__Task description__.
Verbatim copy, images excluded: write out each record shown below.

[Excerpts from an interface dataset]
--- START ---

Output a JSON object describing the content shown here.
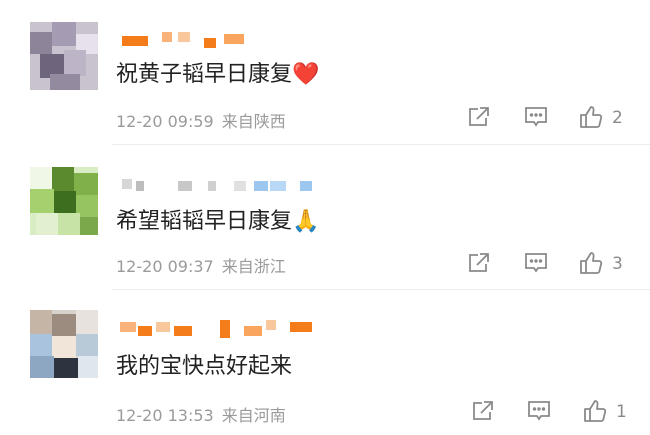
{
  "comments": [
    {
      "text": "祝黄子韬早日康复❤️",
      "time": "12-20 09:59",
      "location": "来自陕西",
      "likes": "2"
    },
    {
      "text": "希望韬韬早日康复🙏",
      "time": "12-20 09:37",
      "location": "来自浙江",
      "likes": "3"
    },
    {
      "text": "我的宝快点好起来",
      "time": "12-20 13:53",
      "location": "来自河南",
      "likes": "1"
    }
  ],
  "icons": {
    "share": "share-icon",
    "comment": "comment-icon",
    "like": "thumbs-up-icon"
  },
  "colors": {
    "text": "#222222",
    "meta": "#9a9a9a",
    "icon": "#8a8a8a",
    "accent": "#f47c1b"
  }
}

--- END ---

__Completed exercise__.
Output a JSON object describing the content shown here.
{
  "comments": [
    {
      "text": "祝黄子韬早日康复❤️",
      "time": "12-20 09:59",
      "location": "来自陕西",
      "likes": "2"
    },
    {
      "text": "希望韬韬早日康复🙏",
      "time": "12-20 09:37",
      "location": "来自浙江",
      "likes": "3"
    },
    {
      "text": "我的宝快点好起来",
      "time": "12-20 13:53",
      "location": "来自河南",
      "likes": "1"
    }
  ],
  "icons": {
    "share": "share-icon",
    "comment": "comment-icon",
    "like": "thumbs-up-icon"
  },
  "colors": {
    "text": "#222222",
    "meta": "#9a9a9a",
    "icon": "#8a8a8a",
    "accent": "#f47c1b"
  }
}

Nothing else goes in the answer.